Stored data entries
————

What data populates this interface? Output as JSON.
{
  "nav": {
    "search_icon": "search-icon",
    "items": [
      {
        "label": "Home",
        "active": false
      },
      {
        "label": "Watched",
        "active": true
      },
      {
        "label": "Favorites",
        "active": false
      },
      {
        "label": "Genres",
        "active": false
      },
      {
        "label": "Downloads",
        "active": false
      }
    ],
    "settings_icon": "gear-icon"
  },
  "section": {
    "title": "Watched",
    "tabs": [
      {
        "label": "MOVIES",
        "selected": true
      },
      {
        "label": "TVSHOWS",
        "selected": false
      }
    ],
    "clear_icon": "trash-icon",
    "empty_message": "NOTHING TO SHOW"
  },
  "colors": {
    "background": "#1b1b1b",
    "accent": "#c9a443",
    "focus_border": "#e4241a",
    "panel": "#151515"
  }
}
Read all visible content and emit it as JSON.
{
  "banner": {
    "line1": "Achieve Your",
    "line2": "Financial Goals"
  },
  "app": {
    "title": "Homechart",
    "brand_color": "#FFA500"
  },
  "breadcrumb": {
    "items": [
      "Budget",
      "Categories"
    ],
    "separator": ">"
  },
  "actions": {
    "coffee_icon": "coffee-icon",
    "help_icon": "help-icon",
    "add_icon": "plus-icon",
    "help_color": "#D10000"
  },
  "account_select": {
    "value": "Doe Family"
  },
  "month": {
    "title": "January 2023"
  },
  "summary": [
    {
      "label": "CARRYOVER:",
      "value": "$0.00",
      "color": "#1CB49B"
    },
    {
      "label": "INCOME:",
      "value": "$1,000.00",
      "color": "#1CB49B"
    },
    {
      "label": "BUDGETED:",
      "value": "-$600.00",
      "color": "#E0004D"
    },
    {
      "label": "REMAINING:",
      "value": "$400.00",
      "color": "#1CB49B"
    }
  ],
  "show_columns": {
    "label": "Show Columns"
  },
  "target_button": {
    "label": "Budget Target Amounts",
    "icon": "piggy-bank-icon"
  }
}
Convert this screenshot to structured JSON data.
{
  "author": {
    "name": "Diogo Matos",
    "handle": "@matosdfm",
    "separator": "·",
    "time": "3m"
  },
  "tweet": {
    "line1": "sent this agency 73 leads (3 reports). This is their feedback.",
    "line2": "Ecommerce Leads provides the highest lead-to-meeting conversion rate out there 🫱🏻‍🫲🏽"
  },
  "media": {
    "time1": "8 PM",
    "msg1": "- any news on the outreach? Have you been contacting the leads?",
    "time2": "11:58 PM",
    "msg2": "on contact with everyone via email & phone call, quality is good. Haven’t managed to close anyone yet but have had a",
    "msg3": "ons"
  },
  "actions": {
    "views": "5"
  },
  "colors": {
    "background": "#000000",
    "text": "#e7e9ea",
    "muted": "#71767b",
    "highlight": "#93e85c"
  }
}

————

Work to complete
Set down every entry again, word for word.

Exercise response
What data populates this interface? Output as JSON.
{
  "nav": {
    "search_icon": "search-icon",
    "items": [
      {
        "label": "Home",
        "active": false
      },
      {
        "label": "Watched",
        "active": true
      },
      {
        "label": "Favorites",
        "active": false
      },
      {
        "label": "Genres",
        "active": false
      },
      {
        "label": "Downloads",
        "active": false
      }
    ],
    "settings_icon": "gear-icon"
  },
  "section": {
    "title": "Watched",
    "tabs": [
      {
        "label": "MOVIES",
        "selected": true
      },
      {
        "label": "TVSHOWS",
        "selected": false
      }
    ],
    "clear_icon": "trash-icon",
    "empty_message": "NOTHING TO SHOW"
  },
  "colors": {
    "background": "#1b1b1b",
    "accent": "#c9a443",
    "focus_border": "#e4241a",
    "panel": "#151515"
  }
}
Read all visible content and emit it as JSON.
{
  "banner": {
    "line1": "Achieve Your",
    "line2": "Financial Goals"
  },
  "app": {
    "title": "Homechart",
    "brand_color": "#FFA500"
  },
  "breadcrumb": {
    "items": [
      "Budget",
      "Categories"
    ],
    "separator": ">"
  },
  "actions": {
    "coffee_icon": "coffee-icon",
    "help_icon": "help-icon",
    "add_icon": "plus-icon",
    "help_color": "#D10000"
  },
  "account_select": {
    "value": "Doe Family"
  },
  "month": {
    "title": "January 2023"
  },
  "summary": [
    {
      "label": "CARRYOVER:",
      "value": "$0.00",
      "color": "#1CB49B"
    },
    {
      "label": "INCOME:",
      "value": "$1,000.00",
      "color": "#1CB49B"
    },
    {
      "label": "BUDGETED:",
      "value": "-$600.00",
      "color": "#E0004D"
    },
    {
      "label": "REMAINING:",
      "value": "$400.00",
      "color": "#1CB49B"
    }
  ],
  "show_columns": {
    "label": "Show Columns"
  },
  "target_button": {
    "label": "Budget Target Amounts",
    "icon": "piggy-bank-icon"
  }
}
Convert this screenshot to structured JSON data.
{
  "author": {
    "name": "Diogo Matos",
    "handle": "@matosdfm",
    "separator": "·",
    "time": "3m"
  },
  "tweet": {
    "line1": "sent this agency 73 leads (3 reports). This is their feedback.",
    "line2": "Ecommerce Leads provides the highest lead-to-meeting conversion rate out there 🫱🏻‍🫲🏽"
  },
  "media": {
    "time1": "8 PM",
    "msg1": "- any news on the outreach? Have you been contacting the leads?",
    "time2": "11:58 PM",
    "msg2": "on contact with everyone via email & phone call, quality is good. Haven’t managed to close anyone yet but have had a",
    "msg3": "ons"
  },
  "actions": {
    "views": "5"
  },
  "colors": {
    "background": "#000000",
    "text": "#e7e9ea",
    "muted": "#71767b",
    "highlight": "#93e85c"
  }
}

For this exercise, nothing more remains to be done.